An Open Letter to Congress on H.R. 5230
May 23rd, 2016
Dear Member of Congress:
Before acting on H.R. 5230 I urge you to consider the following factual points about pyramid schemes. Each point below can be documented and the evidence dates back decades. As an educator and expert witness, I have taught business courses to undergraduate and graduate students, and assisted government prosecutors in closing pyramid schemes. I believe that successful businesses are vital to our nation’s economic and social well being, and that entrepreneurs energize and revitalize local and even global economies. I also have seen the grave damage caused by pyramid schemes.
Here is what can be documented about pyramid schemes:
- They do great financial and social harm, involving tens and even hundreds of thousand of victims, many millions of dollars, and drive emotional wedges between friends and family members.
- They must use fraud to grow and sustain the scheme. The fraud is perpetrated through face-to-face communications, earnings claims and other company-generated documents and websites. The lack of independent, publicly available information about the opportunity prevents verification and permits overt and covert misrepresentations.
- They can last for many years – in two recent cases (Fortune Hi-Tech Marketing and Vemma) the companies operated for ten years before FTC action.
- They are recruitment driven and lack what the BurnLounge court called “consumer demand” and what the Vemma court called “customers” outside of recruitment-based purchasing.
- They use recruitment-based product purchases and/or fees to generate the funds that compensate upline distributors, whose financial rewards hinge on sustaining a cycle of ongoing recruitment.
Here is what can be documented about the prosecution of product-based pyramid schemes:
- After Amway ’79, every multilevel marketing (MLM) company that faced a formal FTC pyramid scheme charge has either ceased operations in the face of litigation or lost in court after a trial on the merits.
- Courts have roundly criticized experts defending MLM companies in FTC cases as being ineffective and unable to defend the business model as practiced.
- Completed cases take many years, absorbing significant FTC resources and yet always reaching the same conclusion.
- Individual members of the Direct Selling Association (DSA) have actively defended MLM companies prosecuted by the FTC, including cases where the court subsequently found the company to be a pyramid scheme.
- Company members of the DSA have closed their operations in the face of FTC action.
Here is why H.R. 5230 (the Bill) will reverse decades of case law and essentially protect product-based pyramid schemes from prosecution:

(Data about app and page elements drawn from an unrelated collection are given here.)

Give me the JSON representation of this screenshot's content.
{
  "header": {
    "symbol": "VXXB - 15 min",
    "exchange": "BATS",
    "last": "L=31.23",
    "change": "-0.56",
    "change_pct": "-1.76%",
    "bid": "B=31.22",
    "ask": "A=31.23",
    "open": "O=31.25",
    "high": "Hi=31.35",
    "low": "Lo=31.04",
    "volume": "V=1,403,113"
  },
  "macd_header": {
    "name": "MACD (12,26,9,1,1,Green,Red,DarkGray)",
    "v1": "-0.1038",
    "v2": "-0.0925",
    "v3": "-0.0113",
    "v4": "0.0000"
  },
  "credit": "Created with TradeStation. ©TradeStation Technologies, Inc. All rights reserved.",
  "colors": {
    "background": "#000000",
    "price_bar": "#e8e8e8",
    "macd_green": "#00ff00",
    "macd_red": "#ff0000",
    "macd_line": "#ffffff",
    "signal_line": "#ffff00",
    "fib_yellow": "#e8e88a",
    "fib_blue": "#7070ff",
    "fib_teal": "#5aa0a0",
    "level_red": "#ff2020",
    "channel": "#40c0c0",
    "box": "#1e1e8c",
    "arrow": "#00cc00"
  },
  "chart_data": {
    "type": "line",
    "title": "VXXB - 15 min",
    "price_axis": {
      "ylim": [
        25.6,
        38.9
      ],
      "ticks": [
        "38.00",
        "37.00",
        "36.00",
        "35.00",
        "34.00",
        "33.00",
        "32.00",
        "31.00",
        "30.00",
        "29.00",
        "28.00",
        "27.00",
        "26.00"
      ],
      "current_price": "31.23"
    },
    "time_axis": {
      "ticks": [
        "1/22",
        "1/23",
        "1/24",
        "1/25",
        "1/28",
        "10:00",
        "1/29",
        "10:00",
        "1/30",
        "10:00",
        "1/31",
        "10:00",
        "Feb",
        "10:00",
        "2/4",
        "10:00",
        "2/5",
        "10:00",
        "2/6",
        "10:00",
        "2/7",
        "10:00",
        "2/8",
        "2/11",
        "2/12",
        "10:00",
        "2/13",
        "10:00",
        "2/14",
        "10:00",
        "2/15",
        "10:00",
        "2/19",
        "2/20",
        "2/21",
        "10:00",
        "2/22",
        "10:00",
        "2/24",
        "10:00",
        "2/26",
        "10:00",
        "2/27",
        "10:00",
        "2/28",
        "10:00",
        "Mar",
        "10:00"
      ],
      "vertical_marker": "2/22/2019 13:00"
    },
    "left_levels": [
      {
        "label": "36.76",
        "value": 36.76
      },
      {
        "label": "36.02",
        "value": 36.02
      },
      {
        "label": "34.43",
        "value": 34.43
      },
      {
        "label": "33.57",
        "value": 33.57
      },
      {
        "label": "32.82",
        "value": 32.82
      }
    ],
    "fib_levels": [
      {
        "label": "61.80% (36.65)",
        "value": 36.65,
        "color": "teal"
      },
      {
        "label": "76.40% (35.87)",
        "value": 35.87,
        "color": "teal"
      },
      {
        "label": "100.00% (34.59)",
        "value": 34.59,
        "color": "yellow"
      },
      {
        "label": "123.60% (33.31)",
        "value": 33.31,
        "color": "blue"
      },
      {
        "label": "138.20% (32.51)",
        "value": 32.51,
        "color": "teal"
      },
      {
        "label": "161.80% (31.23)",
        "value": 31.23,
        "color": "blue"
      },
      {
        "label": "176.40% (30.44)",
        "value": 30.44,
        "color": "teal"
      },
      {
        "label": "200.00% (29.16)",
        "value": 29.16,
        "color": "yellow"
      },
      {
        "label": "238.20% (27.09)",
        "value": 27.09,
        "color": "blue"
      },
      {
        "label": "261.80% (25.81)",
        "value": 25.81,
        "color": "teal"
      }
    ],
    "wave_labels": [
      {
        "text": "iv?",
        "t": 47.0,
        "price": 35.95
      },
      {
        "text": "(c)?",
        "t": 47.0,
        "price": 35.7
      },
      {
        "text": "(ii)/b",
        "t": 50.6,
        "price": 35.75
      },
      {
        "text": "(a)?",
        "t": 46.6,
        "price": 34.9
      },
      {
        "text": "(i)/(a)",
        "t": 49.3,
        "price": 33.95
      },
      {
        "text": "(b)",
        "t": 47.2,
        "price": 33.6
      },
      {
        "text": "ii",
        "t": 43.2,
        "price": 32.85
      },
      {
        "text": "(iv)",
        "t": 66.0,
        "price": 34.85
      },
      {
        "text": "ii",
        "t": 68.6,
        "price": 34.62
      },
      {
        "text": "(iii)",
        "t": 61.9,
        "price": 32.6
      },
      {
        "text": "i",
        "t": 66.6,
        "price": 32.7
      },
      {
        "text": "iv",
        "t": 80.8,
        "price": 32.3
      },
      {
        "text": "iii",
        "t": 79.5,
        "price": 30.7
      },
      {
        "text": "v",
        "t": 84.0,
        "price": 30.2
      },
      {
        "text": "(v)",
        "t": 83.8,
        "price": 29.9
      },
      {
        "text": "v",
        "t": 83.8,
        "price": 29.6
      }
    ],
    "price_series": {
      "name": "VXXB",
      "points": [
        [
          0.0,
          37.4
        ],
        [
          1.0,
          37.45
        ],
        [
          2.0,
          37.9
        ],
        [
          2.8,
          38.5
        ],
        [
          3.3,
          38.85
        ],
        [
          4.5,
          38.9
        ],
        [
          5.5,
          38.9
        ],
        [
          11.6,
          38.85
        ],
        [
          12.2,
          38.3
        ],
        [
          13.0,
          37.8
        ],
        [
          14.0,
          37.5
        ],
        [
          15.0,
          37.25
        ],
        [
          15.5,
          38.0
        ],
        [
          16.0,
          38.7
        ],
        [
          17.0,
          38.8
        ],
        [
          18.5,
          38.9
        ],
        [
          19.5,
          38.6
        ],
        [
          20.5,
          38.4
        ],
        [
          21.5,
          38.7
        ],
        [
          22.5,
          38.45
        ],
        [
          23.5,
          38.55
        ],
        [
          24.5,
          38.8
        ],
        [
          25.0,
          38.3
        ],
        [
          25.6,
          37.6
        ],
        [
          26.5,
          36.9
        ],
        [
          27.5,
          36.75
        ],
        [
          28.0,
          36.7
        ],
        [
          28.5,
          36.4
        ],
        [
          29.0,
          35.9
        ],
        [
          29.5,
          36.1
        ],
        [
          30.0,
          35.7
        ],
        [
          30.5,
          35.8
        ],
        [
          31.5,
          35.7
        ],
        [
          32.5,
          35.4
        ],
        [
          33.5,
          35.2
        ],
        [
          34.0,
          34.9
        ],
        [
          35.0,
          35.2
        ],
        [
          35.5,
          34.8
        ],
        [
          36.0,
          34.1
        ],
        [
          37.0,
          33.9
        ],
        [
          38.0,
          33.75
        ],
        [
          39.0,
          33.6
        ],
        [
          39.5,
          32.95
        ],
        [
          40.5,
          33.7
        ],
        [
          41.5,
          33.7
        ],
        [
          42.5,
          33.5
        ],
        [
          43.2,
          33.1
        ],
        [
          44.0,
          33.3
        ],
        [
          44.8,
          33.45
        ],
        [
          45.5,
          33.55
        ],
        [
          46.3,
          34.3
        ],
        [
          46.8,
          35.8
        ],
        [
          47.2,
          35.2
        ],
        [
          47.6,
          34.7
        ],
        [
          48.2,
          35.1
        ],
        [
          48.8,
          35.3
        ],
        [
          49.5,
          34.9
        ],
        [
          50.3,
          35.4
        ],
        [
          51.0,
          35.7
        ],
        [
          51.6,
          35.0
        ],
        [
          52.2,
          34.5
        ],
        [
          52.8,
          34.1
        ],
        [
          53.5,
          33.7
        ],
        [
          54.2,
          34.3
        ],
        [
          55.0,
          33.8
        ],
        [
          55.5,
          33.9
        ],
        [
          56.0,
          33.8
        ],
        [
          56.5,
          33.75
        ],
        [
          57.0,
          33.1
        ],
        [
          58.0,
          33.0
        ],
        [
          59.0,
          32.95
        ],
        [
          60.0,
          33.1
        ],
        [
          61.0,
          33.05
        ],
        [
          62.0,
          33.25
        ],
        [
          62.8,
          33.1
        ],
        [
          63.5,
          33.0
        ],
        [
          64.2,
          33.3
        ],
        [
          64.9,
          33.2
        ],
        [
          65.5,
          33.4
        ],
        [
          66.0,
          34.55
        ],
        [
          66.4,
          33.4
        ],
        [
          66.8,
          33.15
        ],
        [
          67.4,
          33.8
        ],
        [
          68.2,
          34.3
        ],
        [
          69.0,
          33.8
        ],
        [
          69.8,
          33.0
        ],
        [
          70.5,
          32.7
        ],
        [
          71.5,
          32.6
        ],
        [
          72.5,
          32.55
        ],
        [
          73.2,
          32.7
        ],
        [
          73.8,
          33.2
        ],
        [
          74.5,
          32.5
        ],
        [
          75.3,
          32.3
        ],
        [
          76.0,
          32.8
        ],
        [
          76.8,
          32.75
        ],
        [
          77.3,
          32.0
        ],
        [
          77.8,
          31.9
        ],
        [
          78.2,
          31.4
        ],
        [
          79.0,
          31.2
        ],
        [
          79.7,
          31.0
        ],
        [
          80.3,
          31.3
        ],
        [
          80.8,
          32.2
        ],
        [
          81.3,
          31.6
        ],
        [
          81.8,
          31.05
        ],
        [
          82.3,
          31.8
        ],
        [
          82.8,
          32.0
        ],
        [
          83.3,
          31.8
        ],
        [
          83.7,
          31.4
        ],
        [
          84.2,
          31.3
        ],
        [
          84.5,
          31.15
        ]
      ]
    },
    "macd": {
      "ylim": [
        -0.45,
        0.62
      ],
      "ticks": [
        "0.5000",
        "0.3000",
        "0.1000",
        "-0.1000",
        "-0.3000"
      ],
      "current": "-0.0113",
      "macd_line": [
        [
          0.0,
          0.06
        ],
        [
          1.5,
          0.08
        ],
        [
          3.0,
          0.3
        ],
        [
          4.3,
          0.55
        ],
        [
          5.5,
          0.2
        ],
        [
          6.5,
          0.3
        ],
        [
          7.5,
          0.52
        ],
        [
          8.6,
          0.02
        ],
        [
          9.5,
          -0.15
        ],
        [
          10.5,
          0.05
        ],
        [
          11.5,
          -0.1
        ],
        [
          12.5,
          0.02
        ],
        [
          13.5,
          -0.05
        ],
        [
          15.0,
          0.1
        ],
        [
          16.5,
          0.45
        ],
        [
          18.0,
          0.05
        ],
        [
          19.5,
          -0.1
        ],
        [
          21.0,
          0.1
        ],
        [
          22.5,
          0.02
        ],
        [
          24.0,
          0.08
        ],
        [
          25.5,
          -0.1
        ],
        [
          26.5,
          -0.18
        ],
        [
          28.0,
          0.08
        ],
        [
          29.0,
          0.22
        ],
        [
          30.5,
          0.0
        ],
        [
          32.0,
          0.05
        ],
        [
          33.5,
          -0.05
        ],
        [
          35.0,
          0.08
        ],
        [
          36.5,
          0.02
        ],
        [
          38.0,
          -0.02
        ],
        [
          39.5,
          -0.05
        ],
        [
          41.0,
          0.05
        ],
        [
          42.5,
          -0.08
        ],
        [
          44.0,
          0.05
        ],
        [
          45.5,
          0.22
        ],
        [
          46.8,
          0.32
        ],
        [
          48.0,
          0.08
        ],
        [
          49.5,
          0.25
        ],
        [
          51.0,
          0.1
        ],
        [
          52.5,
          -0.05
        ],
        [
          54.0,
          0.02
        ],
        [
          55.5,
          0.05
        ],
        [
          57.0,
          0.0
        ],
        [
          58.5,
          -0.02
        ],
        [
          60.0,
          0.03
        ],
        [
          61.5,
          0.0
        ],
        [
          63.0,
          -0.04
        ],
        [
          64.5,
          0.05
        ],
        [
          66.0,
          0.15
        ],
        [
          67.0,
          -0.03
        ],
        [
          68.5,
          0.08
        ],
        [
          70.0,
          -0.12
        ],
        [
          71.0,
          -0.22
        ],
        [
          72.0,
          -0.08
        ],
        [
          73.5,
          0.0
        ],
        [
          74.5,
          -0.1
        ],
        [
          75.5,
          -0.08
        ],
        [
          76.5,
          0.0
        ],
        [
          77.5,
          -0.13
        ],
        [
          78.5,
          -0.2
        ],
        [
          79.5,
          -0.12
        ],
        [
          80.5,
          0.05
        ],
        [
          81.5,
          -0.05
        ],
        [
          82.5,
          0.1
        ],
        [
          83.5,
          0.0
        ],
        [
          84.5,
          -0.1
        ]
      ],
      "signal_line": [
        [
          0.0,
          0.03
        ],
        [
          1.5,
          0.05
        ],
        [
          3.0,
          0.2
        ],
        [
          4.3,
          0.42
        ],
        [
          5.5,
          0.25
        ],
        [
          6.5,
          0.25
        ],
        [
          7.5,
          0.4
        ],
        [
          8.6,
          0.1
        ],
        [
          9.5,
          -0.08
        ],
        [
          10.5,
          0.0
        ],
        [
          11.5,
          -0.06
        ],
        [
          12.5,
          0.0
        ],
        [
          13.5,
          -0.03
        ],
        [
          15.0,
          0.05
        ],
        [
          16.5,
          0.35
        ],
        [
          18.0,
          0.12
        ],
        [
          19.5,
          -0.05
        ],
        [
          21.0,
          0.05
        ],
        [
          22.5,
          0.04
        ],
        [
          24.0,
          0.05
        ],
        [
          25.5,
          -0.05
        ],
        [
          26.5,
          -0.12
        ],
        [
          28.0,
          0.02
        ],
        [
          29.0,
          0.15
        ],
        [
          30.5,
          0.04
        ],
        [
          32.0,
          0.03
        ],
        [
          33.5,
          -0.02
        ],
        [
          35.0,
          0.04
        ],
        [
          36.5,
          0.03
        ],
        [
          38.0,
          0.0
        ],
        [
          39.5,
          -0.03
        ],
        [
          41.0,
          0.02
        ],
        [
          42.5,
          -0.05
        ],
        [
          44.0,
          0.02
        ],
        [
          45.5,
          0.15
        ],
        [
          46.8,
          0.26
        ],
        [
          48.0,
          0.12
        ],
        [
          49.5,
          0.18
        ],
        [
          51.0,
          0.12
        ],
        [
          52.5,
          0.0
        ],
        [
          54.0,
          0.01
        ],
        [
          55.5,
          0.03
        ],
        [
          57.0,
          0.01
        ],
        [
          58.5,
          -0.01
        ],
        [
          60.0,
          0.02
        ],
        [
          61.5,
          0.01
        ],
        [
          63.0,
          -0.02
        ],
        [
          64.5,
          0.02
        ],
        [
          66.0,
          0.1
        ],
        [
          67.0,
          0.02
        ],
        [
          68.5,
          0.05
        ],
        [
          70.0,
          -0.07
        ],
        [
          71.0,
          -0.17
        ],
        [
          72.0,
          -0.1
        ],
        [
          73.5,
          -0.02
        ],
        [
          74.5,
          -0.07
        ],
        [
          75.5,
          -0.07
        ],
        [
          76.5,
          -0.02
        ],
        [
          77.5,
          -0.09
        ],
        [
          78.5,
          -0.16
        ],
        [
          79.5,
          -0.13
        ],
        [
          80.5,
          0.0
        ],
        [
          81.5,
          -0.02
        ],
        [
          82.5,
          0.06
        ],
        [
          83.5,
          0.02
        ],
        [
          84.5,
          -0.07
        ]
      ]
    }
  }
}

- The Bill eliminates the purpose of direct selling as a form of retailing by removing the need for customers external to the recruitment process. MLM representatives can simply sell the idea of joining an income opportunity, as opposed to actually operating their own retail business.
- The Bill implicitly recognizes the MLM parent company as the sole seller in the business model, as a churning base of recruits—the financial life of the company—purchase directly from the parent company.
- The Bill reverses the precedent of the 1979 Amway safeguards, company policies seeking to ensure retail sales by distributors to customers outside of the distribution network.
- The Bill codifies permission for purchase and recruiting behaviors the courts have already identified as endemic to illegal pyramid schemes.
Industry-sponsored bills have long been part of our federal legislative process. However, the MLM industry and DSA have published statements that undercut their legitimacy in this regard. Admitting publicly to the existence and harm of pyramid schemes, the industry has nonetheless long resisted regulatory oversight. Despite recognizing that pyramid schemes can effectively disguise themselves as legal MLM companies, via this Bill the DSA supports efforts to make identifying pyramid schemes even less likely. Rather than seeking clarity, fear of greater transparency appears to be driving the industry to sponsor and support H.R. 5230. I urge you to stop H.R. 5230 from becoming law.
My opinions are independent, based on my own research and experiences. Except for a current pyramid scheme prosecution that I am assisting, I have no financial ties to any individual or organization that criticizes or supports the MLM industry or any MLM company.
William W. Keep, PhD
Dean, School of Business
The College of New Jersey
The views, opinions, and positions expressed in this blog post do not necessarily reflect the views, opinions, and positions of TINA.org.
The Direct Selling Association (DSA) is a national trade association for direct selling companies that primarily use multi-level marketing compensation plans.